efficiently. We [teach] business skills to
help people become great brand ambassadors versus old-fashioned selling that turns
NEWBEAUTY: You have 300,000 brand ambassadors now. Tell us about the community you’ve built.
DR. RODAN: Our model is really set up for three different kinds of consultants: We have [those high-sellers]; we have the product ambassadors—the people who are retailing the product; and we have a group of people who are selling a little bit. I think it’s the strength of the community that keeps the majority of people involved in selling the product.
DR. FIELDS: I was at a college interview and
a woman sneaks up to me and goes, “Hi, I’m a
consultant.” And she ran away. On the tour, I
went back up to her and said hi. I could see
she was wearing a wig. She said she had cancer, and “thank you for the privilege to be
here with my daughter today—the team continues to work around me, so I’m not missing
my income or my goals because they’re supporting me. The most important part of my
life is to be with my daughter right now, and
that’s what this kind of a company affords
me.” People can be with family and make
some money, whether they want to work
hard or just play with it.
NEWBEAUTY: What is it like to walk out on stage at one your Rodan + Fields conventions in front of a roaring crowd of 10,000 adoring consultants?

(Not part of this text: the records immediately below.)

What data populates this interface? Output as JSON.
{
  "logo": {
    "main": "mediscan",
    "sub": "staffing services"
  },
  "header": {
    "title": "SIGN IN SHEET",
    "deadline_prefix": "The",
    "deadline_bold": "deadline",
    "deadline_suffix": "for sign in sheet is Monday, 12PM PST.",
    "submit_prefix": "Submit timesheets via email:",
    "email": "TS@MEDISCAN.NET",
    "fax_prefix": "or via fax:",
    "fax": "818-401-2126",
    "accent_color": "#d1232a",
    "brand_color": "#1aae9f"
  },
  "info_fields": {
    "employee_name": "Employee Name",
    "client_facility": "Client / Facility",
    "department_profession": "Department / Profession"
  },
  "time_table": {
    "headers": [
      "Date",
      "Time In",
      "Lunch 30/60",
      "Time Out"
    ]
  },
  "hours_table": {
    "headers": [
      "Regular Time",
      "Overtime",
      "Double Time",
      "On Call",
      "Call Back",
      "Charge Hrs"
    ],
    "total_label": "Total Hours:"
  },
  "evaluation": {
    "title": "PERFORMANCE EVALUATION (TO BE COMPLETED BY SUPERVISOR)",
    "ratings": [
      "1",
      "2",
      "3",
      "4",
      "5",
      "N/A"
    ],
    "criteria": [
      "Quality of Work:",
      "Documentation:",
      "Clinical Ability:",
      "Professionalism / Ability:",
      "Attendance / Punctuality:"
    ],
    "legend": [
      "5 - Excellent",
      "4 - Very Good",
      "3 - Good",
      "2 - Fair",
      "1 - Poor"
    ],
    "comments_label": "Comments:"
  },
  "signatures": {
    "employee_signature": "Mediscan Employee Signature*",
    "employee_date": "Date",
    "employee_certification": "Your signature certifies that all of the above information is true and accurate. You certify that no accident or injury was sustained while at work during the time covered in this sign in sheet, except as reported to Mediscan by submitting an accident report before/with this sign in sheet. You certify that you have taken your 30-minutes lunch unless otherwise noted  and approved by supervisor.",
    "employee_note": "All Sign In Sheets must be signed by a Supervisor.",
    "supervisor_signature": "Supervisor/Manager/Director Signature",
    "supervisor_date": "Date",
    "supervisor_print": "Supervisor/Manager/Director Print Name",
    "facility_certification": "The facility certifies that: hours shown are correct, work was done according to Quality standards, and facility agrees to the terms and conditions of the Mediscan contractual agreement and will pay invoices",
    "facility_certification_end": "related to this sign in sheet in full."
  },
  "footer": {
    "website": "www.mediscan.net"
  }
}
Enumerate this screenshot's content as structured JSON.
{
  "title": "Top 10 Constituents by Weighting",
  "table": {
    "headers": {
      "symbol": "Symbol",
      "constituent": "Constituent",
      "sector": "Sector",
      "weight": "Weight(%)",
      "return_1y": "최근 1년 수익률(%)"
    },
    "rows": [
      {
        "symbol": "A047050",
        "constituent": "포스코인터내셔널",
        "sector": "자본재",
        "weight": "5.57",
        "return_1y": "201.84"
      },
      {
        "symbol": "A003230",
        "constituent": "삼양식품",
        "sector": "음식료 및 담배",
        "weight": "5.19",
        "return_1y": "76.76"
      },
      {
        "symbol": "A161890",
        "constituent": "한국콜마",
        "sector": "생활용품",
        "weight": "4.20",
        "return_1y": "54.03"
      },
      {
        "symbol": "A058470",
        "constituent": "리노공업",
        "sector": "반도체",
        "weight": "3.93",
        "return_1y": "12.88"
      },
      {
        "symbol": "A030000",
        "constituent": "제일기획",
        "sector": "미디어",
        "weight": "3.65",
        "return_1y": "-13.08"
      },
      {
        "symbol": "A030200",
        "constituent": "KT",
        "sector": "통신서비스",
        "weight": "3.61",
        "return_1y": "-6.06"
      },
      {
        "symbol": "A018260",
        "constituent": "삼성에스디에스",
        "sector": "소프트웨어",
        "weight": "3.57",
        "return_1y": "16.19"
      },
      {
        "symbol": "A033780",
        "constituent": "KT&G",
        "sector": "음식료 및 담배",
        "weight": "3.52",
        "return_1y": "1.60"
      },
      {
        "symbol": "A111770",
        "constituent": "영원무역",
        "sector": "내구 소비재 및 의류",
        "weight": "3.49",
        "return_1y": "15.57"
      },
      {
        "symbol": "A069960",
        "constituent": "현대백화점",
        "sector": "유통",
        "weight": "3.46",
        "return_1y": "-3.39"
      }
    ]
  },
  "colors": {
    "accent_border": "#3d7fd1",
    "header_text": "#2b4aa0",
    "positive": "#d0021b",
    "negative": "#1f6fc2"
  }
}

DR. FIELDS: It’s incomprehensible. I can’t even describe the anticipation and quivers that are going on before we make our entrance. It’s emotional. You look out on the crowd and the enthusiasm is just insane.
DR. RODAN: What Kathy and I desire most
of all is to be role models for these women.
The collaboration she and I have had for all
of these years, working together—we want
to role model that, but also to share our
struggles, because this is not easy. People
look at us and say, well, they have it made,
but what they don’t realize is that we made
what we have.
NEWBEAUTY: What would you say is the advantage of working for a female-led company?
DR. FIELDS: You know, our CEO is also a woman. Our C-suite is about 70 percent women, and when you put the VPs in with the C-suite, it’s creeping ever higher to nearly 60 percent—not because they’re women, but because they’re the best for the job.
DR. RODAN: I think it’s very nurturing. People really take care of each other. Most of our
employees are millennials and they really
love, again, that sense of community, of collaboration—that we can do something hard,
and overcome challenges if we do it together.
And our offices are open-space, there are really no walls. Even the executive offices are
all glass. It feels like one big family. As you
build a company, if you insert your values
into it, you’re going to have a company you
can be proud of, that will serve as a legacy to
who you are and what you care about.